- Material for this task -
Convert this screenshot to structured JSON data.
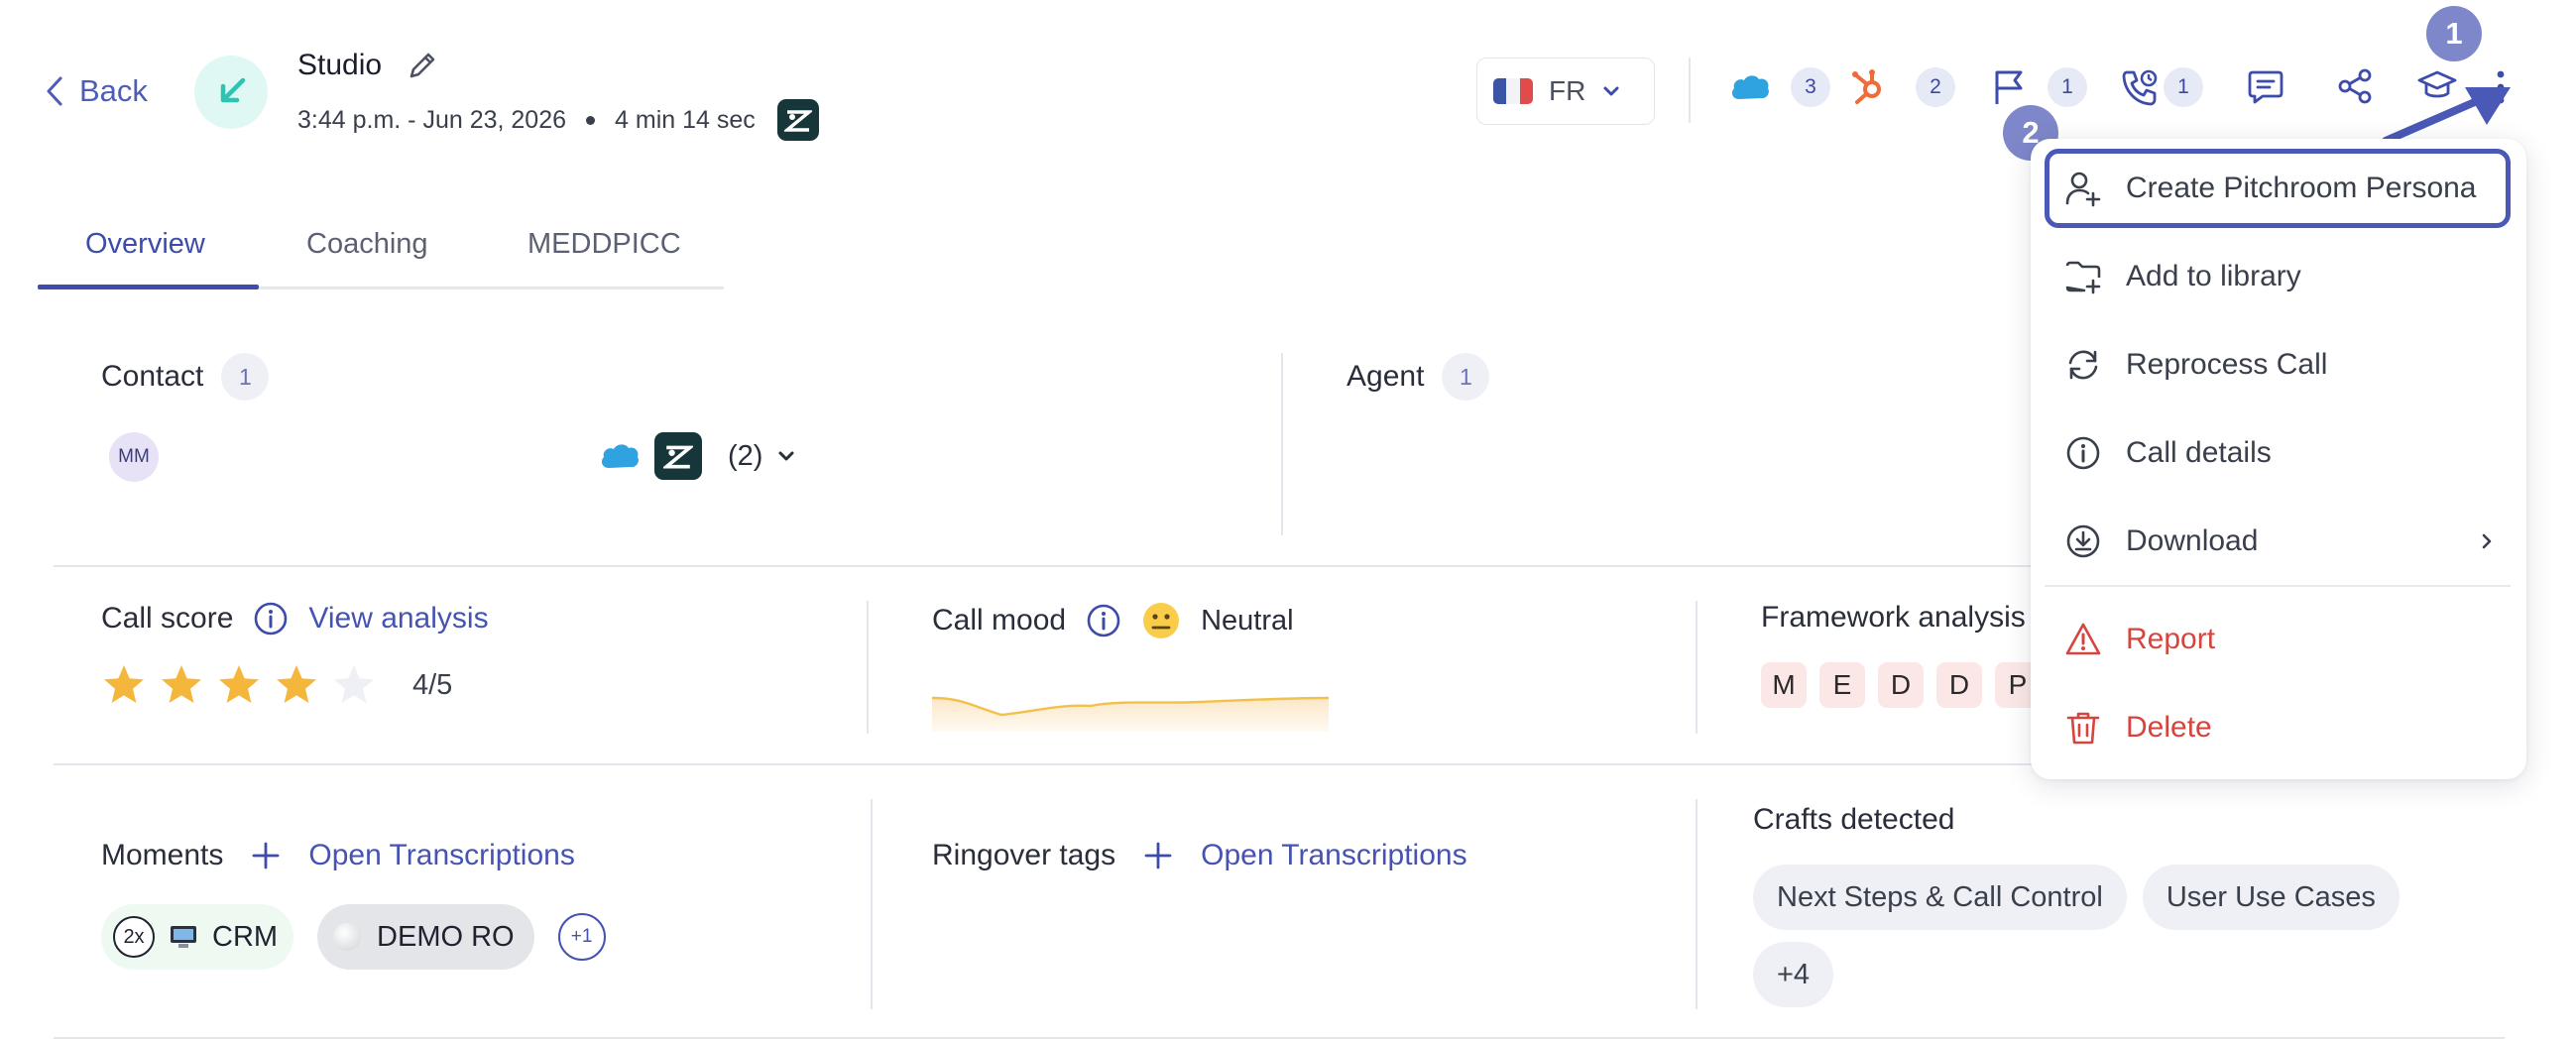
{
  "header": {
    "back_label": "Back",
    "title": "Studio",
    "time": "3:44 p.m. - Jun 23, 2026",
    "duration": "4 min 14 sec",
    "language": "FR",
    "counts": {
      "salesforce": "3",
      "hubspot": "2",
      "flags": "1",
      "calls": "1"
    }
  },
  "annotations": {
    "step1": "1",
    "step2": "2"
  },
  "tabs": [
    {
      "label": "Overview",
      "active": true
    },
    {
      "label": "Coaching",
      "active": false
    },
    {
      "label": "MEDDPICC",
      "active": false
    }
  ],
  "contact": {
    "label": "Contact",
    "count": "1",
    "avatar_initials": "MM",
    "more_count": "(2)"
  },
  "agent": {
    "label": "Agent",
    "count": "1"
  },
  "call_score": {
    "label": "Call score",
    "link": "View analysis",
    "rating": 4,
    "max": 5,
    "display": "4/5"
  },
  "call_mood": {
    "label": "Call mood",
    "value": "Neutral"
  },
  "framework": {
    "label": "Framework analysis",
    "letters": [
      "M",
      "E",
      "D",
      "D",
      "P"
    ]
  },
  "moments": {
    "label": "Moments",
    "link": "Open Transcriptions",
    "tags": [
      {
        "count": "2x",
        "label": "CRM"
      },
      {
        "label": "DEMO RO"
      }
    ],
    "extra": "+1"
  },
  "ringover_tags": {
    "label": "Ringover tags",
    "link": "Open Transcriptions"
  },
  "crafts": {
    "label": "Crafts detected",
    "items": [
      "Next Steps & Call Control",
      "User Use Cases"
    ],
    "extra": "+4"
  },
  "menu": {
    "items": [
      {
        "label": "Create Pitchroom Persona",
        "icon": "user-plus-icon"
      },
      {
        "label": "Add to library",
        "icon": "folder-plus-icon"
      },
      {
        "label": "Reprocess Call",
        "icon": "refresh-icon"
      },
      {
        "label": "Call details",
        "icon": "info-icon"
      },
      {
        "label": "Download",
        "icon": "download-icon"
      },
      {
        "label": "Report",
        "icon": "warning-icon"
      },
      {
        "label": "Delete",
        "icon": "trash-icon"
      }
    ]
  },
  "colors": {
    "accent": "#3d4cab",
    "danger": "#d6453d",
    "annotation": "#7e87c9",
    "star": "#f5b73b"
  }
}
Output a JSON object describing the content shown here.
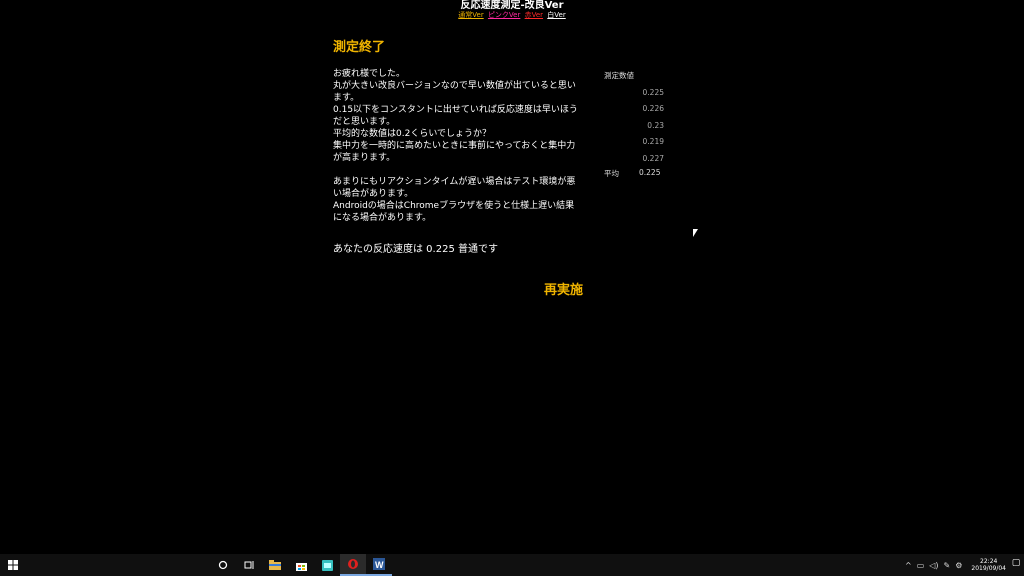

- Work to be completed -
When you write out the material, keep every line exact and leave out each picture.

- Response to this exercise -
Convert this screenshot to structured JSON data.
{
  "header": {
    "back_label": "Back",
    "title": "Studio",
    "time": "3:44 p.m. - Jun 23, 2026",
    "duration": "4 min 14 sec",
    "language": "FR",
    "counts": {
      "salesforce": "3",
      "hubspot": "2",
      "flags": "1",
      "calls": "1"
    }
  },
  "annotations": {
    "step1": "1",
    "step2": "2"
  },
  "tabs": [
    {
      "label": "Overview",
      "active": true
    },
    {
      "label": "Coaching",
      "active": false
    },
    {
      "label": "MEDDPICC",
      "active": false
    }
  ],
  "contact": {
    "label": "Contact",
    "count": "1",
    "avatar_initials": "MM",
    "more_count": "(2)"
  },
  "agent": {
    "label": "Agent",
    "count": "1"
  },
  "call_score": {
    "label": "Call score",
    "link": "View analysis",
    "rating": 4,
    "max": 5,
    "display": "4/5"
  },
  "call_mood": {
    "label": "Call mood",
    "value": "Neutral"
  },
  "framework": {
    "label": "Framework analysis",
    "letters": [
      "M",
      "E",
      "D",
      "D",
      "P"
    ]
  },
  "moments": {
    "label": "Moments",
    "link": "Open Transcriptions",
    "tags": [
      {
        "count": "2x",
        "label": "CRM"
      },
      {
        "label": "DEMO RO"
      }
    ],
    "extra": "+1"
  },
  "ringover_tags": {
    "label": "Ringover tags",
    "link": "Open Transcriptions"
  },
  "crafts": {
    "label": "Crafts detected",
    "items": [
      "Next Steps & Call Control",
      "User Use Cases"
    ],
    "extra": "+4"
  },
  "menu": {
    "items": [
      {
        "label": "Create Pitchroom Persona",
        "icon": "user-plus-icon"
      },
      {
        "label": "Add to library",
        "icon": "folder-plus-icon"
      },
      {
        "label": "Reprocess Call",
        "icon": "refresh-icon"
      },
      {
        "label": "Call details",
        "icon": "info-icon"
      },
      {
        "label": "Download",
        "icon": "download-icon"
      },
      {
        "label": "Report",
        "icon": "warning-icon"
      },
      {
        "label": "Delete",
        "icon": "trash-icon"
      }
    ]
  },
  "colors": {
    "accent": "#3d4cab",
    "danger": "#d6453d",
    "annotation": "#7e87c9",
    "star": "#f5b73b"
  }
}
Output a JSON object describing the content shown here.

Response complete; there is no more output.